Copyright

Practical Application in Accounting: Using Debt-Related Financial Ratios

Instructor: Scott Tuning

Scott has been a faculty member in higher education for over 10 years. He holds an MBA in Management, an MA in counseling, and an M.Div. in Academic Biblical Studies.

Debt-related ratios are of paramount importance to virtually all of an organization's stakeholders because they provide a quick, accurate picture of the ability to repay loans. In this scenario, you'll apply what you know about debt ratios to a business situation.

How Debt Ratios Indicate Financial Health

There are lots of numbers, facts, and figures that help stakeholders understand an organization's financial health. Debt ratios provide a concise, accurate picture of an organization's ability to repay loans or other forms of credit. In many cases, they also indicate the degree of relative difficulty (or lack thereof) that a company will have in meeting their credit obligations.

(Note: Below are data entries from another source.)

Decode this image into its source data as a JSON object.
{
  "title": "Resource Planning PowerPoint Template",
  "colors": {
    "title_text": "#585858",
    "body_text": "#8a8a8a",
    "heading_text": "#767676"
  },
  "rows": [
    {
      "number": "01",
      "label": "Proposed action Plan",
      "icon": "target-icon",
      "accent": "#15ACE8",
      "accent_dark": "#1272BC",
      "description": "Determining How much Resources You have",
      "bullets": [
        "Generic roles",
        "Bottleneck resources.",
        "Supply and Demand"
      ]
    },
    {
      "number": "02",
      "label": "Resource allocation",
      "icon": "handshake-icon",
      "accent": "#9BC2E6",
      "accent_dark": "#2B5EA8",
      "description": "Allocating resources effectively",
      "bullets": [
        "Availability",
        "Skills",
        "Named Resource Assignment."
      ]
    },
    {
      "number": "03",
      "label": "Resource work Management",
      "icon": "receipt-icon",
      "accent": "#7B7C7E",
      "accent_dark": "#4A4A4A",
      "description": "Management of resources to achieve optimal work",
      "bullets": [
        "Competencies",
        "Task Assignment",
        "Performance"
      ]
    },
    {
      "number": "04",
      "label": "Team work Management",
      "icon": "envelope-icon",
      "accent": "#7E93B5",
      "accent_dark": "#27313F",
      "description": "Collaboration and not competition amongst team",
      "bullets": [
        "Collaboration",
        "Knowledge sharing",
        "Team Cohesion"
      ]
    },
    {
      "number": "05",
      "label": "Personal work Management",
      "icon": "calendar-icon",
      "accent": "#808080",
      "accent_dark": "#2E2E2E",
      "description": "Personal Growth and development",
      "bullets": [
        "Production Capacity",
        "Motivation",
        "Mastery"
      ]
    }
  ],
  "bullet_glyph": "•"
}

Like any isolated data point, no singular debt ratio provides a comprehensive picture of the organization's debt health. But when taken together and interpreted accurately, debt ratios help business leaders make sound financial decisions.

Review the lesson Using Debt-Related Financial Ratios, then read the scenario below. You'll be asked to analyze some debt-related ratios and offer an accurate interpretation of them.

Scenario

Wildfire FC is a youth and adult soccer club in a suburban community. The area has seen rapid population growth, and Wildfire's enrollment has steadily increased. The rosters have grown so much that they no longer possess the facilities to accommodate all the youths and adults who want to play soccer.

The good news for Wildfire is that they own their current facility outright, so selling it to raise capital is definitely an option. The bad news is that remodeling or expanding the current facility is impossible due to the cost associated with bringing an older building up to current codes. This means that Wildfire FC is in the market for a mortgage so that they can accommodate their explosive growth.

Imagine yourself in the role of a commercial account executive at a local branch of a large bank. You will decide whether to recommend the approval of a loan to Wildfire FC. You'll also play a pivotal role in determining an interest rate (provided you decide to recommend loan approval.)

But you'll want to be sure you get this one right. Once you've determined your recommendations, you'll have to present them to the underwriter. You don't want to look foolish or uninformed when you present, and you certainly don't want the underwriters to lose faith in your ability to make solid recommendations.

Analysis: Data Gathering

In analyzing this scenario, ask yourself:

  • What data do I need to begin my analysis?

Hopefully, you identified the need to review data about Wildfire's assets, liabilities, debt ratio, and debt service coverage ratio. To calculate this important data, you request several documents from Wilfire FC. Wildfire FC responds with the data presented below.

A summary of Wildfire FC's balance sheet for the last two years looks like this (in thousands):

2017
Total Assets 20,756
Total Liabilities 6,452
Shareholder Equity 26,098

Wildfire's income and interest data is as follows:

2017
Earnings Before Interest and Taxes (EBIT) 9,652
Interest Expense 3,263

Calculate the Debt Ratio

  • With this information, how would you calculate Wildfire's debt ratio?

A debt ratio is calculated by dividing total liabilities by total assets. With this formula in mind, Wildfire's debt ratio in 2017 was just under 32%.

  • How do you feel about this ratio in terms of loan approval?

You (and your underwriters) should feel very good about this ratio. In a nutshell, this ratio means that Wildfire is not inundated by debt, and that the organization likely has the financial capacity to increase its debt.

Calculate the Debt-to-Equity Ratio

  • Using the information provided, how will you calculate Wildfire's debt-to-equity ratio?

To unlock this lesson you must be a Study.com Member.
Create your account

Register to view this lesson

Are you a student or a teacher?

Unlock Your Education

See for yourself why 30 million people use Study.com

Become a Study.com member and start learning now.
Become a Member  Back
What teachers are saying about Study.com
Try it risk-free for 30 days

Earning College Credit

Did you know… We have over 160 college courses that prepare you to earn credit by exam that is accepted by over 1,500 colleges and universities. You can test out of the first two years of college and save thousands off your degree. Anyone can earn credit-by-exam regardless of age or education level.

To learn more, visit our Earning Credit Page

Transferring credit to the school of your choice

Not sure what college you want to attend yet? Study.com has thousands of articles about every imaginable degree, area of study and career path that can help you find the school that's right for you.

Create an account to start this course today
Try it risk-free for 30 days!
Create An Account
Support